2019 NFL Draft Profile: Nevada EDGE Malik Reed
After successfully switching positions for the Wolf Pack, how do NFL teams see the versatile Reed fitting in at the next level?
Edge rusher, linebacker, or both? What can Reed do in the pros?
Few players in recent Mountain West football history have had a career quite like Malik Reed. After spending the majority of his Wolf Pack tenure as a defensive end, he spent 2018 as a linebacker in Jeff Casteel’s 3-3-5 defense and helped Nevada reach eight wins for the first time since 2010.
That willingness to adapt is certain to catch the eye of many NFL teams when the draft begins on Thursday, but what exactly does he bring to the table?

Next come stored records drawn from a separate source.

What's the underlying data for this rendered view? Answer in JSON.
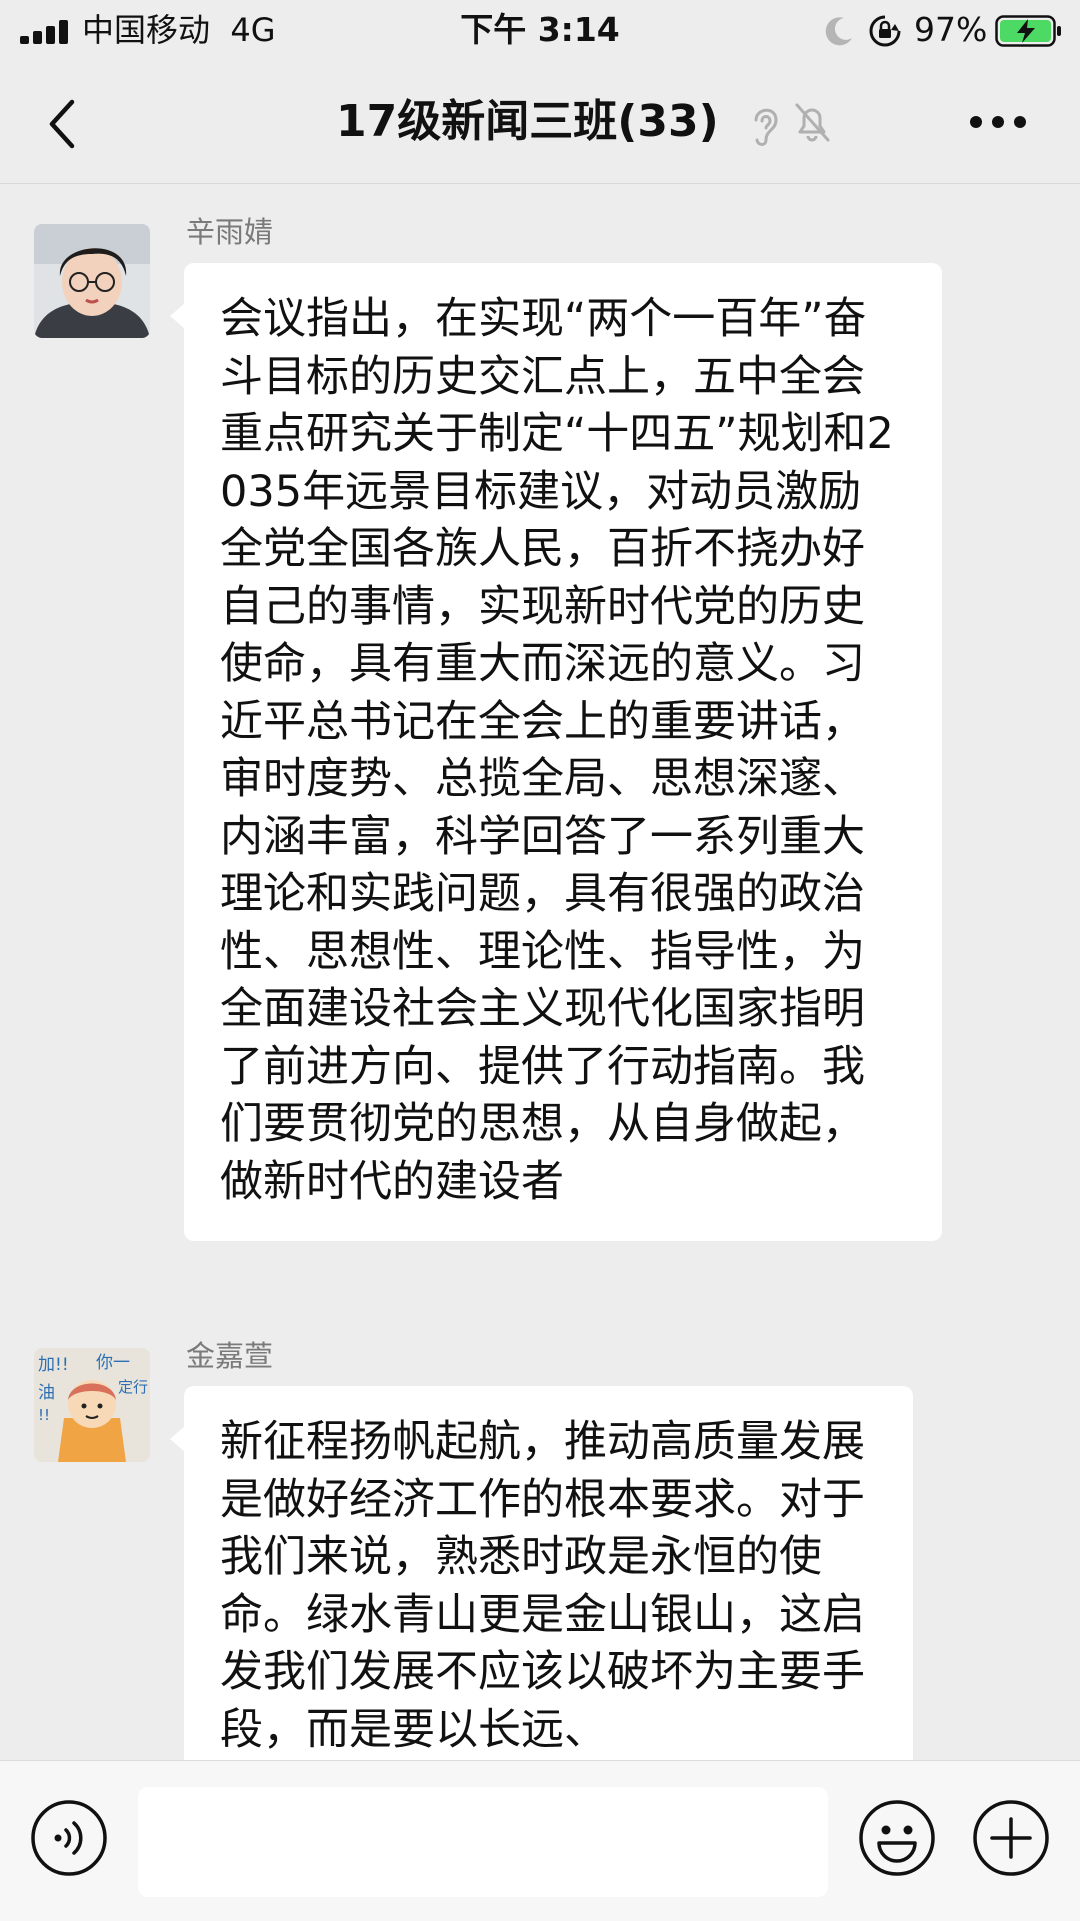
{
  "status_bar": {
    "carrier": "中国移动",
    "network": "4G",
    "time": "下午 3:14",
    "battery_percent": "97%"
  },
  "nav": {
    "title": "17级新闻三班(33)",
    "back_icon": "chevron-left-icon",
    "more_icon": "ellipsis-icon",
    "status_icons": [
      "ear-icon",
      "muted-bell-icon"
    ]
  },
  "messages": [
    {
      "sender": "辛雨婧",
      "text": "会议指出，在实现“两个一百年”奋斗目标的历史交汇点上，五中全会重点研究关于制定“十四五”规划和2035年远景目标建议，对动员激励全党全国各族人民，百折不挠办好自己的事情，实现新时代党的历史使命，具有重大而深远的意义。习近平总书记在全会上的重要讲话，审时度势、总揽全局、思想深邃、内涵丰富，科学回答了一系列重大理论和实践问题，具有很强的政治性、思想性、理论性、指导性，为全面建设社会主义现代化国家指明了前进方向、提供了行动指南。我们要贯彻党的思想，从自身做起，做新时代的建设者"
    },
    {
      "sender": "金嘉萱",
      "avatar_text": [
        "加!!",
        "你一",
        "油",
        "定行",
        "!!"
      ],
      "text": "新征程扬帆起航，推动高质量发展是做好经济工作的根本要求。对于我们来说，熟悉时政是永恒的使命。绿水青山更是金山银山，这启发我们发展不应该以破坏为主要手段，而是要以长远、"
    }
  ],
  "input_bar": {
    "voice_icon": "voice-icon",
    "emoji_icon": "emoji-icon",
    "plus_icon": "plus-icon",
    "value": ""
  },
  "colors": {
    "background": "#ededed",
    "bubble": "#ffffff",
    "battery_green": "#4cd964"
  }
}
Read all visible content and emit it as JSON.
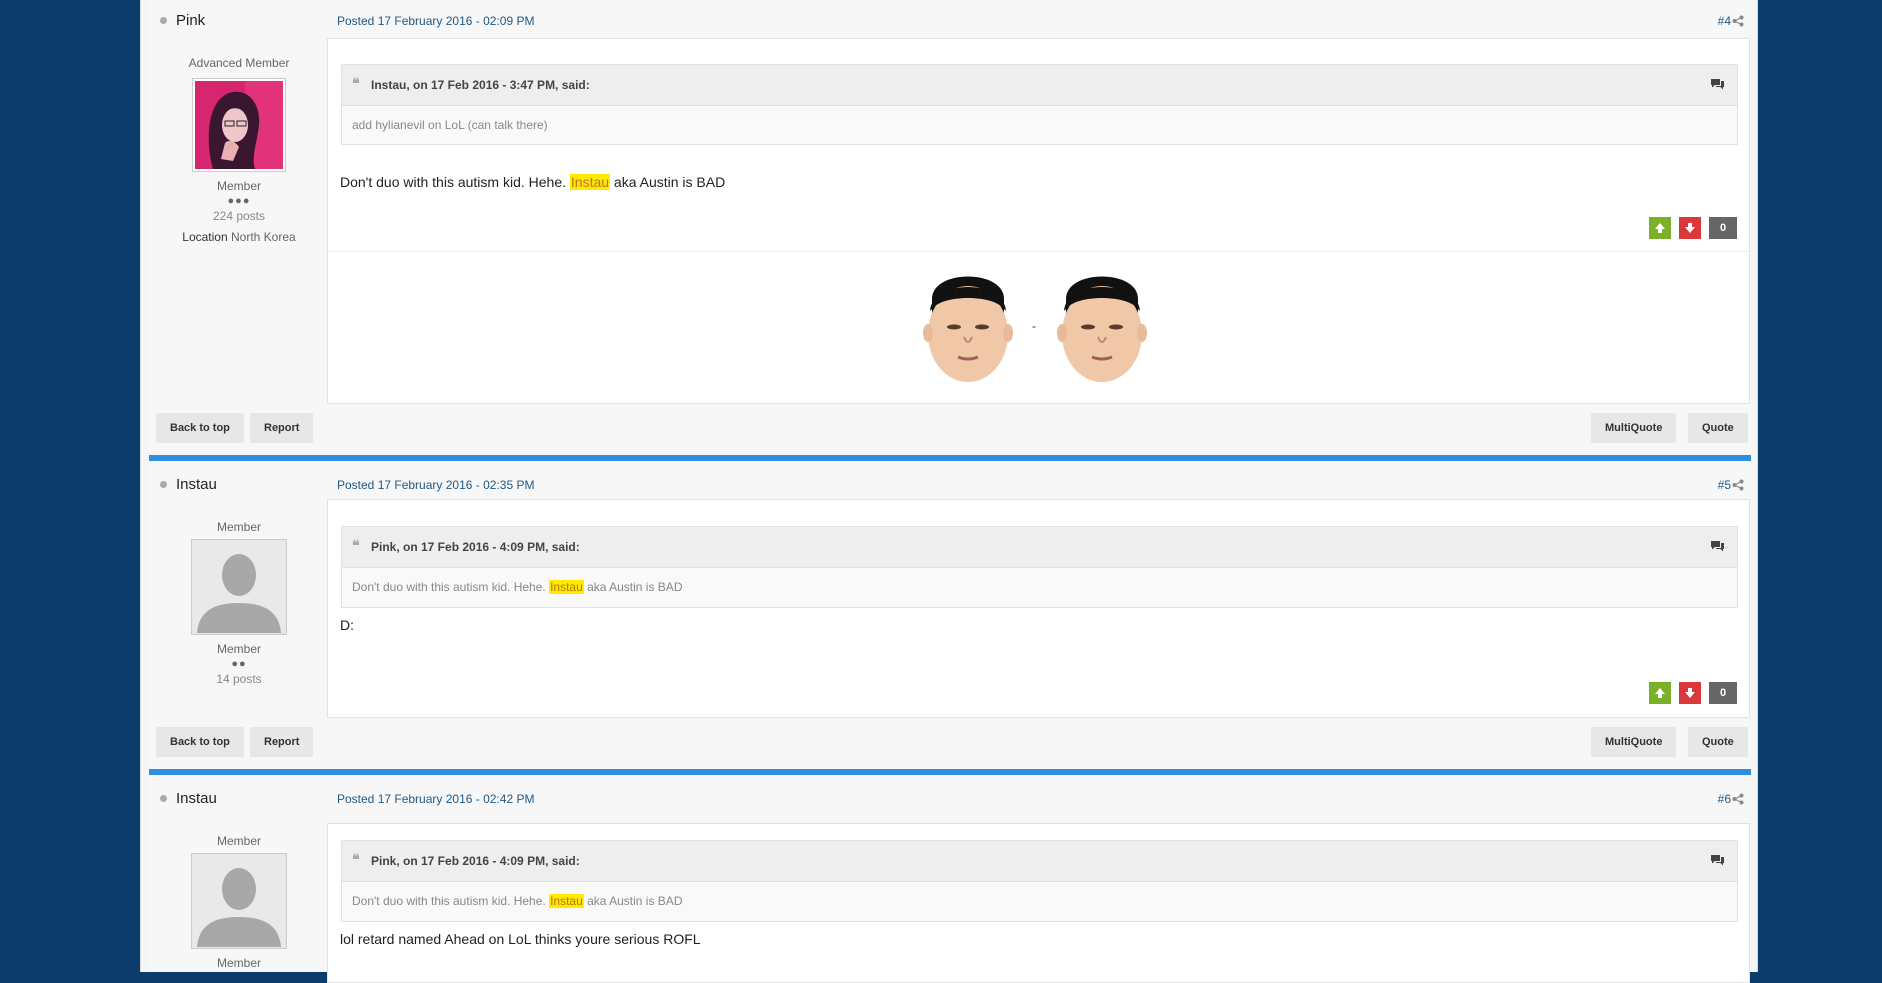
{
  "posts": [
    {
      "author": "Pink",
      "posted": "Posted 17 February 2016 - 02:09 PM",
      "post_number": "#4",
      "rank_title": "Advanced Member",
      "group": "Member",
      "pips": "●●●",
      "post_count": "224 posts",
      "location_label": "Location",
      "location_value": "North Korea",
      "quote_header": "Instau, on 17 Feb 2016 - 3:47 PM, said:",
      "quote_text": "add hylianevil on LoL (can talk there)",
      "body_before": "Don't duo with this autism kid. Hehe. ",
      "body_highlight": "Instau",
      "body_after": " aka Austin is BAD",
      "reputation": "0",
      "signature_sep": "-",
      "buttons": {
        "back_to_top": "Back to top",
        "report": "Report",
        "multiquote": "MultiQuote",
        "quote": "Quote"
      }
    },
    {
      "author": "Instau",
      "posted": "Posted 17 February 2016 - 02:35 PM",
      "post_number": "#5",
      "rank_title": "Member",
      "group": "Member",
      "pips": "●●",
      "post_count": "14 posts",
      "quote_header": "Pink, on 17 Feb 2016 - 4:09 PM, said:",
      "quote_before": "Don't duo with this autism kid. Hehe. ",
      "quote_highlight": "Instau",
      "quote_after": " aka Austin is BAD",
      "body": "D:",
      "reputation": "0",
      "buttons": {
        "back_to_top": "Back to top",
        "report": "Report",
        "multiquote": "MultiQuote",
        "quote": "Quote"
      }
    },
    {
      "author": "Instau",
      "posted": "Posted 17 February 2016 - 02:42 PM",
      "post_number": "#6",
      "rank_title": "Member",
      "group": "Member",
      "quote_header": "Pink, on 17 Feb 2016 - 4:09 PM, said:",
      "quote_before": "Don't duo with this autism kid. Hehe. ",
      "quote_highlight": "Instau",
      "quote_after": " aka Austin is BAD",
      "body": "lol retard named Ahead on LoL thinks youre serious ROFL"
    }
  ],
  "colors": {
    "background": "#0c3c6a",
    "divider": "#2e8fde",
    "link": "#225985",
    "highlight": "#ffea00"
  }
}
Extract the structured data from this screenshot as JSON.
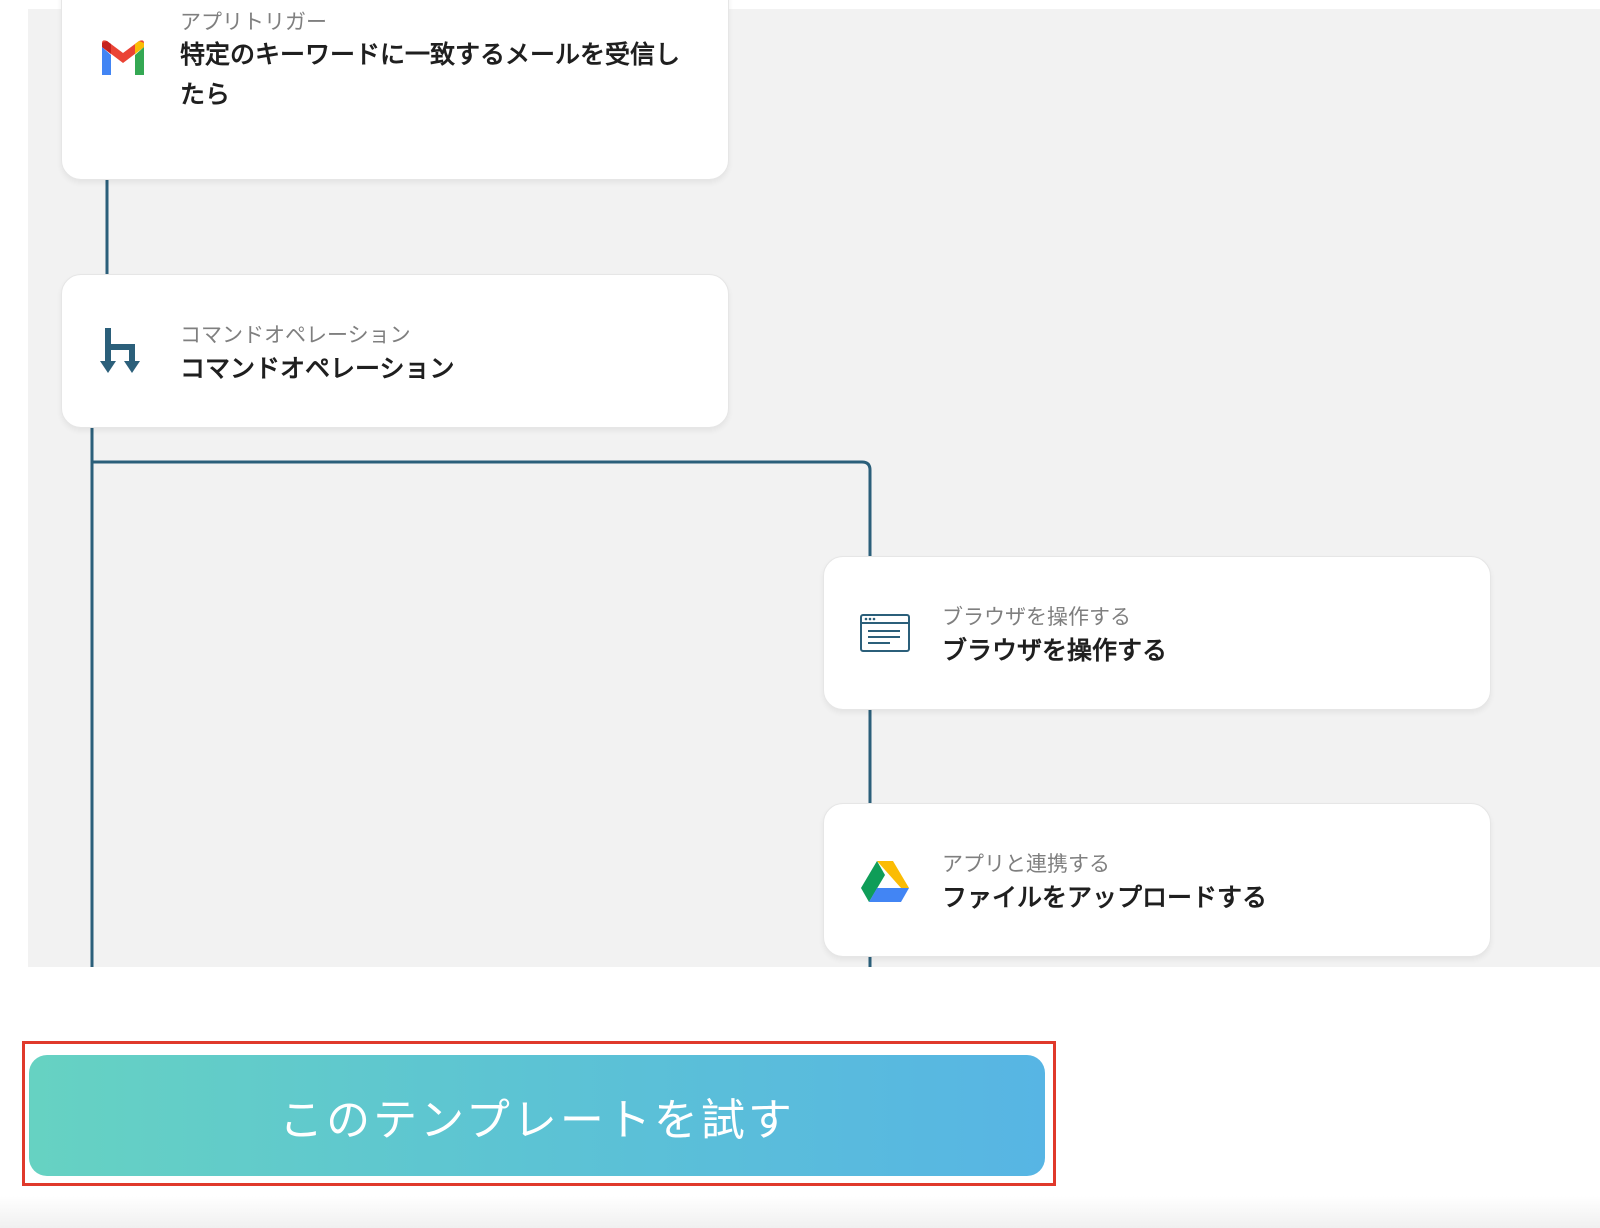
{
  "colors": {
    "canvas": "#f2f2f2",
    "connector": "#2b5f7a",
    "cta_gradient_start": "#66d2c2",
    "cta_gradient_end": "#57b5e4",
    "highlight_frame": "#e0392b"
  },
  "flow": {
    "steps": [
      {
        "icon": "gmail-icon",
        "subtitle": "アプリトリガー",
        "title": "特定のキーワードに一致するメールを受信したら"
      },
      {
        "icon": "branch-icon",
        "subtitle": "コマンドオペレーション",
        "title": "コマンドオペレーション"
      },
      {
        "icon": "browser-window-icon",
        "subtitle": "ブラウザを操作する",
        "title": "ブラウザを操作する"
      },
      {
        "icon": "google-drive-icon",
        "subtitle": "アプリと連携する",
        "title": "ファイルをアップロードする"
      }
    ]
  },
  "cta": {
    "label": "このテンプレートを試す"
  }
}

Measurables (from DraftScout.com)
Height – 6′ 1″
Weight – 234
Wingspan – 76″
Arm Length – 31 1/4″
Hand Size – 9 3/8″
40-Yard Dash – 4.85
Vertical Jump – 32 1/2″
Broad Jump – 119″
3-Cone Drill – 6.89 seconds
20-Yard Shuttle – 4.35 seconds
Bench Press – 19 reps
Would it be too on the nose to say that Reed’s strength is a strength? The Athletic’s Bruce Feldman did put him on the shortlist of Freaks prior to the 2018 season, and how that functions in real time pops up everywhere in various scouting reports. Lance Zierlein of NFL.com points to an effective “two-hand swipe to attack [a] tackle’s punch”, while the various scouting reports from The Draft Network point to “suddenness” and “explosiveness” that, at least from Joe Marino’s perspective, may be able to “translate to effective use in sub package.
Perhaps the biggest knock against Reed is that his size may limit how effective he could be as an NFL edge rusher. The question is whether Reed is more of a tweener and it’s significant enough that, even while touting Reed as a sleeper back in March, Benjamin Solak of The Draft Network wrote that his 6-1, sub-240 frame was simply not big enough.
There also seems to be a consensus that Reed will need time to develop as a linebacker after spending just one year there in college.
In a draft class rich with defensive talent, Reed is certainly going to have to wait a little while to hear his name called, but the off-field work he puts in has already brought him a lot of attention and his time at the NFLPA Bowl this winter didn’t do anything to hurt his standing. No one seems to think the size concerns are a non-starter, either, considering his motor and intangibles, so someone will definitely take a flyer on Day Three, probably in the fifth or sixth round.